From the line with "Read all visible content and emit it as JSON." to the line with "What data populates", output every line below exactly, both ends included. Skip the pictures.

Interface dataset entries
::::::

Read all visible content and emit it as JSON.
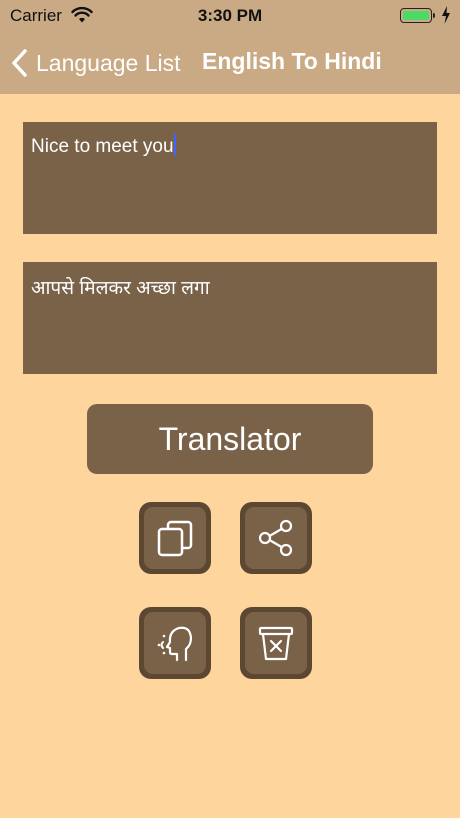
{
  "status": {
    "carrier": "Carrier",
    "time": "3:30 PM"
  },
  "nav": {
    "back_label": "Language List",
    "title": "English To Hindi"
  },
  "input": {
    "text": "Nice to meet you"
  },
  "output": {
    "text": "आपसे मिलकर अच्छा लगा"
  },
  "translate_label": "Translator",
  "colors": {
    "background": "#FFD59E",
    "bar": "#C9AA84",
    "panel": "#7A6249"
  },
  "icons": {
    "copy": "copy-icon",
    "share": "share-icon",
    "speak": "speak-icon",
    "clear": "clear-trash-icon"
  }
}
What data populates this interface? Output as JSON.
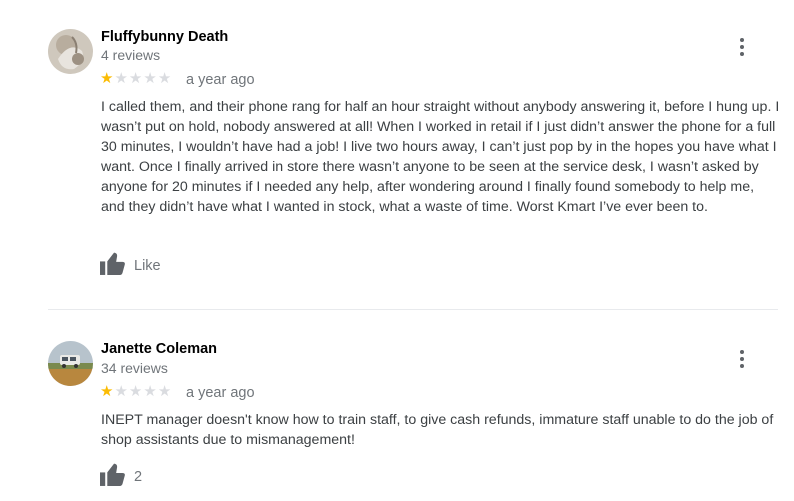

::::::

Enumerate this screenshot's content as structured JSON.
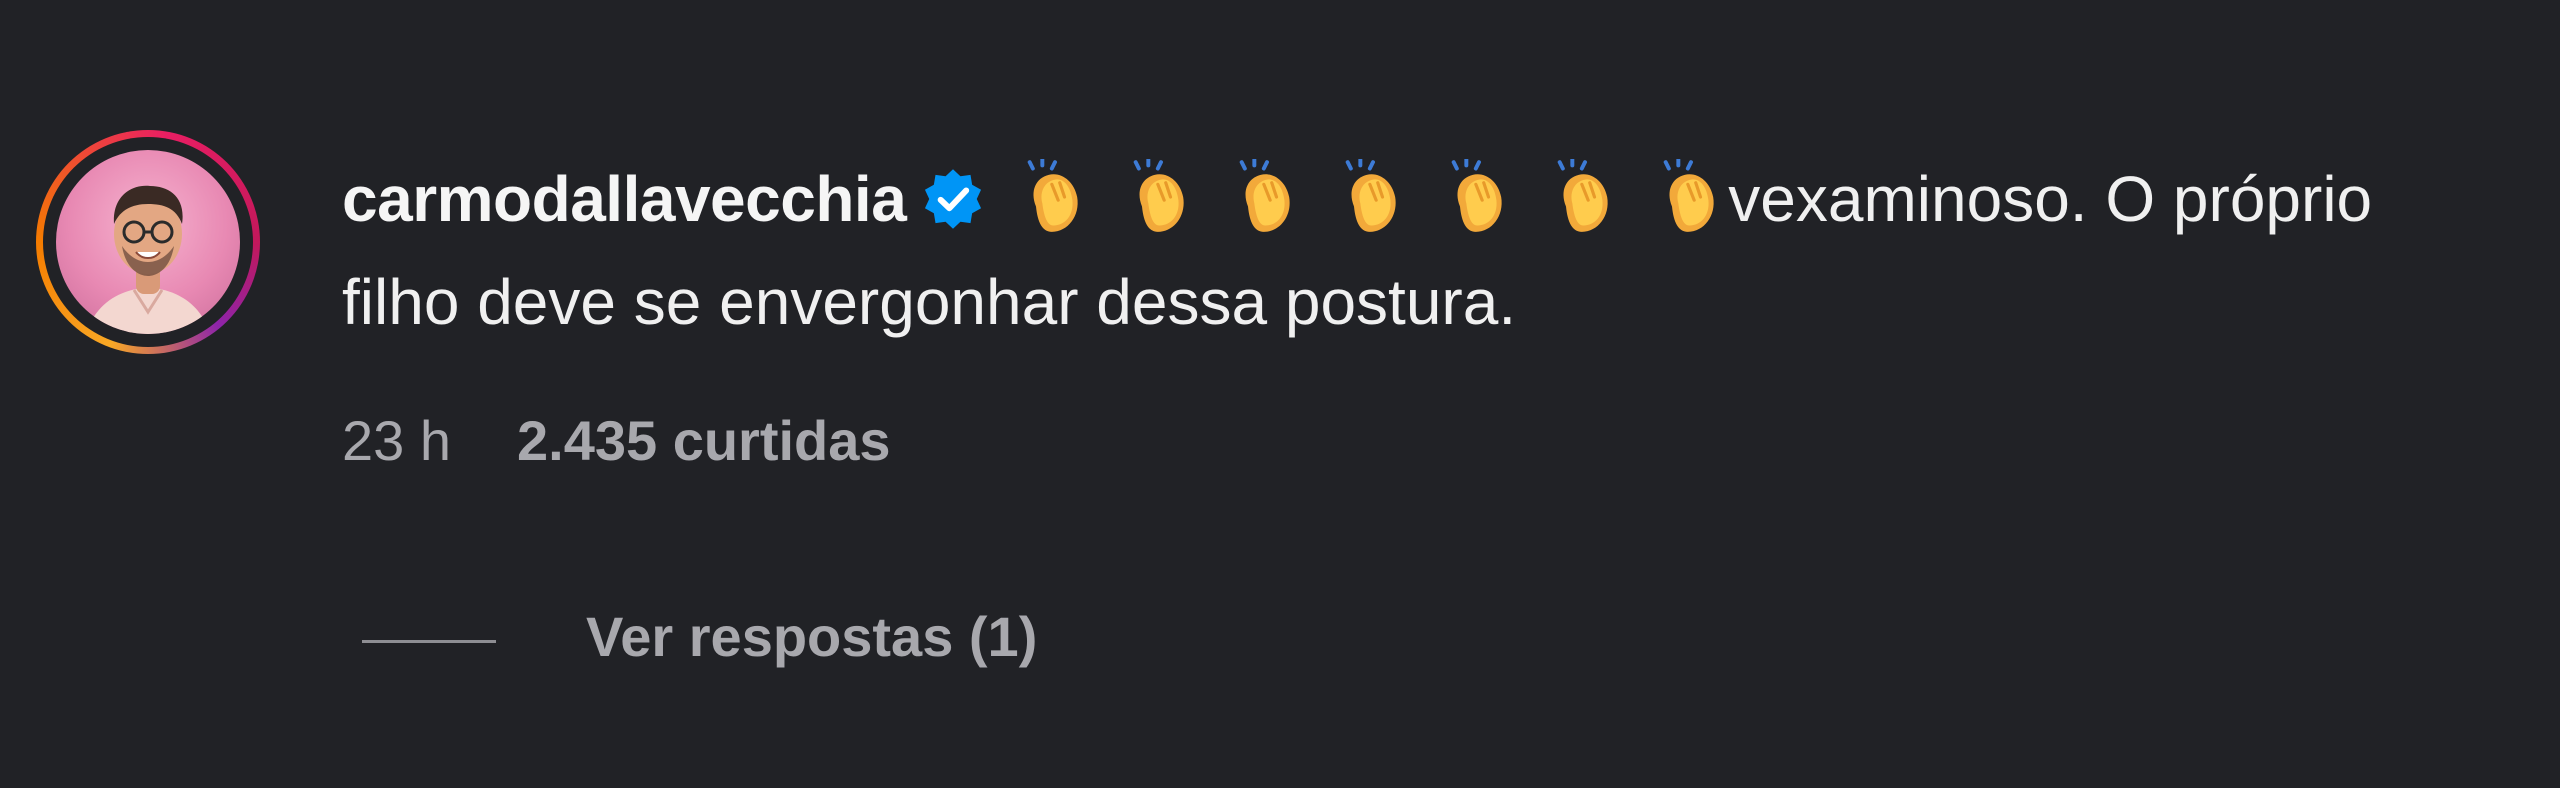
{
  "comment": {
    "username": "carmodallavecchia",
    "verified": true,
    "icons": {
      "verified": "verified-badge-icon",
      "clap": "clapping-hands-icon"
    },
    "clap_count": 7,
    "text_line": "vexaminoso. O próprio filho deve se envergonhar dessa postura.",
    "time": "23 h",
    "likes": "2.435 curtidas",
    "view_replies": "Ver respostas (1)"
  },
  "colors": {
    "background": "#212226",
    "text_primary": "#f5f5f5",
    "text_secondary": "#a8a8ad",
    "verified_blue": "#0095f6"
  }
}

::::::

# Response area:
Read all visible content and emit it as JSON.
{
  "status": {
    "carrier": "Carrier",
    "time": "3:30 PM"
  },
  "nav": {
    "back_label": "Language List",
    "title": "English To Hindi"
  },
  "input": {
    "text": "Nice to meet you"
  },
  "output": {
    "text": "आपसे मिलकर अच्छा लगा"
  },
  "translate_label": "Translator",
  "colors": {
    "background": "#FFD59E",
    "bar": "#C9AA84",
    "panel": "#7A6249"
  },
  "icons": {
    "copy": "copy-icon",
    "share": "share-icon",
    "speak": "speak-icon",
    "clear": "clear-trash-icon"
  }
}
What data populates this interface? Output as JSON.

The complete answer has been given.